(As a footnote, the larger Asian groceries in Kearny Mesa and Talmadge also have skilled live butchers with huge meat cases and live fish tanks; they’re not great on deluxe beef cuts, but they can be fabulous on birds like duck, squab, and the Asian version of poussins and nearly every possible part of the pig.)
The newest and potentially most exciting of the butcher shops is Matt Rimel’s Home Grown Meats in La Jolla, because its specialty is locally raised grass-fed beef, all of it from a family-run ranch on Palomar Mountain.
But even to mention the phrase “grass-fed” is to plunge into controversy. Much of the extraordinarily tasty, tender beef you get at steakhouses in Baja (such as El Nido) is primarily grass-fed in the state of Sonora, then dry-aged at length at the restaurants. Argentine beef, admired the world around, is totally grass-fed. When Argentines come to the U.S., they find our beef fatty and insipid — but we Americans love our fatty, mild beef, and that means corn-fed. Nearly all American beef, from low-grade supermarket hamburger to USDA Prime Porterhouse, comes from cattle that, in the last months of their lives, are crowded into feedlots and fed great quantities of corn mush.
This practice grew more widespread, starting in the 1950s, when the U.S. government encouraged the wartime chemical-munitions industry to convert to making fertilizers and agricultural pesticides. Simultaneously, the government started subsidizing commodity crops (corn, soybeans, wheat, rice). This meant that the grain could be artificially fertilized for faster growth and sold for less than it cost the farmer to raise it. Where earlier in the century many family farms practiced mixed agriculture, raising both livestock and food crops (the manure fertilizing the pastures that fed the livestock, in a perfect circle of harmony), the new policies encouraged specialization in one or the other, as well as the growth of gigantic corporate-owned monoculture farms and ranches. As Betty Fussell writes in her new book Raising Steaks, The Life and Times of American Beef: “Cheap oil created cheap fertilizer which created cheap corn which created cheap beef.”
But there’s a problem: Cattle can’t digest corn. It gives them — oy! — such a case of gas! Not only do the cattle risk serious disease from this artificial diet (it’s like feeding a kid nothing but Hostess Twinkies), but their belches and farts (not to mention manure pollution in the confined areas where they’re raised) are causing ecological catastrophe: The United Nations says that the livestock industry is responsible for more greenhouse-gas emissions than the entire global transportation fleet.
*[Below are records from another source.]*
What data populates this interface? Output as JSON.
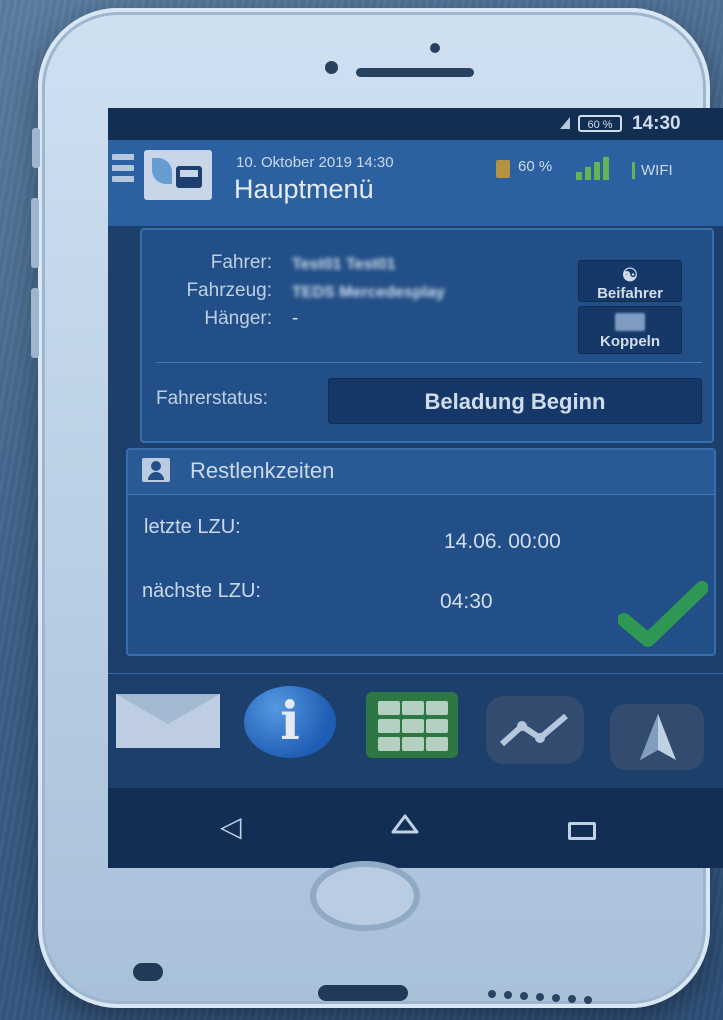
{
  "status_bar": {
    "battery": "60 %",
    "time": "14:30"
  },
  "header": {
    "date": "10. Oktober 2019 14:30",
    "title": "Hauptmenü",
    "battery": "60 %",
    "network": "WIFI",
    "menu_icon": "hamburger-icon",
    "logo_icon": "truck-leaf-logo"
  },
  "driver_info": {
    "driver_label": "Fahrer:",
    "driver_value": "Test01 Test01",
    "vehicle_label": "Fahrzeug:",
    "vehicle_value": "TEDS Mercedesplay",
    "trailer_label": "Hänger:",
    "trailer_value": "-",
    "codriver_button": "Beifahrer",
    "couple_button": "Koppeln",
    "status_label": "Fahrerstatus:",
    "status_value": "Beladung Beginn"
  },
  "rest_times": {
    "title": "Restlenkzeiten",
    "last_label": "letzte LZU:",
    "last_value": "14.06. 00:00",
    "next_label": "nächste LZU:",
    "next_value": "04:30",
    "status_icon": "checkmark-icon"
  },
  "bottom_nav": [
    "mail-icon",
    "info-icon",
    "grid-icon",
    "chart-icon",
    "navigation-icon"
  ],
  "system_nav": [
    "back-icon",
    "home-icon",
    "recents-icon"
  ]
}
Turns out, corn-fed Bossie on the feedlot toots more than a Hummer with a road-raging driver.